═══ EXCERPTED DATA ═══

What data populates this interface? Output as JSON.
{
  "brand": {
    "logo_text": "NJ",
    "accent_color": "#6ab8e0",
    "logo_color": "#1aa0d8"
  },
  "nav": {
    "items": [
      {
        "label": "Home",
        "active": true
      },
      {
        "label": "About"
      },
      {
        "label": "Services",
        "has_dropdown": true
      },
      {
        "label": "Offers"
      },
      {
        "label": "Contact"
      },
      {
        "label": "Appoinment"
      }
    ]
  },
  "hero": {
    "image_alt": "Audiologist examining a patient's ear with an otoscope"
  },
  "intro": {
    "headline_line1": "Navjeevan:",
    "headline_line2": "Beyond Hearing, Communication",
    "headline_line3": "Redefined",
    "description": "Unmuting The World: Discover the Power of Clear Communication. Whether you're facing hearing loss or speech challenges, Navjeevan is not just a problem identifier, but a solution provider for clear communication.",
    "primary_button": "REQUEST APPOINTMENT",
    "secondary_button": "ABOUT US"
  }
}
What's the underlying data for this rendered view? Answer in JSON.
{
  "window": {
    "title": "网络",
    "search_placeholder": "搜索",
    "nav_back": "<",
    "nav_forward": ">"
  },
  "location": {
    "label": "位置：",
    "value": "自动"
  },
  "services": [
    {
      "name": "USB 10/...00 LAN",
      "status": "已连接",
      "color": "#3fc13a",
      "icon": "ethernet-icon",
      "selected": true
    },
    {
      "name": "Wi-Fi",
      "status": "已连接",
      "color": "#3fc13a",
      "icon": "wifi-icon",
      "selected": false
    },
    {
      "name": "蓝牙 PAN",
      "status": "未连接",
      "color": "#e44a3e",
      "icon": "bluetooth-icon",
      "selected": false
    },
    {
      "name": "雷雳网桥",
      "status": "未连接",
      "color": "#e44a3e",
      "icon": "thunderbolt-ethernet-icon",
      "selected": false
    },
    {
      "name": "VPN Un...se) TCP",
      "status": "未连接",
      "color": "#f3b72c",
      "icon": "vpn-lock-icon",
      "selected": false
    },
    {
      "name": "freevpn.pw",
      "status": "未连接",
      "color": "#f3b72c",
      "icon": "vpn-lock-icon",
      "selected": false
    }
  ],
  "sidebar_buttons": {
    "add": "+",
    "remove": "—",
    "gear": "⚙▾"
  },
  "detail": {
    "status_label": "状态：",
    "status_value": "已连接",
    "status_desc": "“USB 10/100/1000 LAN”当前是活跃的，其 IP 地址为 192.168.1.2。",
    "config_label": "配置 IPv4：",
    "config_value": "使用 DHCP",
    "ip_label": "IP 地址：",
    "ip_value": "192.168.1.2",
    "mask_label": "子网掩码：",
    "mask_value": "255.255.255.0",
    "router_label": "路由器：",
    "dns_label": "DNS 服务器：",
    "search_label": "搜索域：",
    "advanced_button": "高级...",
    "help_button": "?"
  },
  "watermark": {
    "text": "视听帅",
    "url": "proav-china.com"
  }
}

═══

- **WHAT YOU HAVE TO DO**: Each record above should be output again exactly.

- **EXERCISE OUTPUT**:
What data populates this interface? Output as JSON.
{
  "brand": {
    "logo_text": "NJ",
    "accent_color": "#6ab8e0",
    "logo_color": "#1aa0d8"
  },
  "nav": {
    "items": [
      {
        "label": "Home",
        "active": true
      },
      {
        "label": "About"
      },
      {
        "label": "Services",
        "has_dropdown": true
      },
      {
        "label": "Offers"
      },
      {
        "label": "Contact"
      },
      {
        "label": "Appoinment"
      }
    ]
  },
  "hero": {
    "image_alt": "Audiologist examining a patient's ear with an otoscope"
  },
  "intro": {
    "headline_line1": "Navjeevan:",
    "headline_line2": "Beyond Hearing, Communication",
    "headline_line3": "Redefined",
    "description": "Unmuting The World: Discover the Power of Clear Communication. Whether you're facing hearing loss or speech challenges, Navjeevan is not just a problem identifier, but a solution provider for clear communication.",
    "primary_button": "REQUEST APPOINTMENT",
    "secondary_button": "ABOUT US"
  }
}
What's the underlying data for this rendered view? Answer in JSON.
{
  "window": {
    "title": "网络",
    "search_placeholder": "搜索",
    "nav_back": "<",
    "nav_forward": ">"
  },
  "location": {
    "label": "位置：",
    "value": "自动"
  },
  "services": [
    {
      "name": "USB 10/...00 LAN",
      "status": "已连接",
      "color": "#3fc13a",
      "icon": "ethernet-icon",
      "selected": true
    },
    {
      "name": "Wi-Fi",
      "status": "已连接",
      "color": "#3fc13a",
      "icon": "wifi-icon",
      "selected": false
    },
    {
      "name": "蓝牙 PAN",
      "status": "未连接",
      "color": "#e44a3e",
      "icon": "bluetooth-icon",
      "selected": false
    },
    {
      "name": "雷雳网桥",
      "status": "未连接",
      "color": "#e44a3e",
      "icon": "thunderbolt-ethernet-icon",
      "selected": false
    },
    {
      "name": "VPN Un...se) TCP",
      "status": "未连接",
      "color": "#f3b72c",
      "icon": "vpn-lock-icon",
      "selected": false
    },
    {
      "name": "freevpn.pw",
      "status": "未连接",
      "color": "#f3b72c",
      "icon": "vpn-lock-icon",
      "selected": false
    }
  ],
  "sidebar_buttons": {
    "add": "+",
    "remove": "—",
    "gear": "⚙▾"
  },
  "detail": {
    "status_label": "状态：",
    "status_value": "已连接",
    "status_desc": "“USB 10/100/1000 LAN”当前是活跃的，其 IP 地址为 192.168.1.2。",
    "config_label": "配置 IPv4：",
    "config_value": "使用 DHCP",
    "ip_label": "IP 地址：",
    "ip_value": "192.168.1.2",
    "mask_label": "子网掩码：",
    "mask_value": "255.255.255.0",
    "router_label": "路由器：",
    "dns_label": "DNS 服务器：",
    "search_label": "搜索域：",
    "advanced_button": "高级...",
    "help_button": "?"
  },
  "watermark": {
    "text": "视听帅",
    "url": "proav-china.com"
  }
}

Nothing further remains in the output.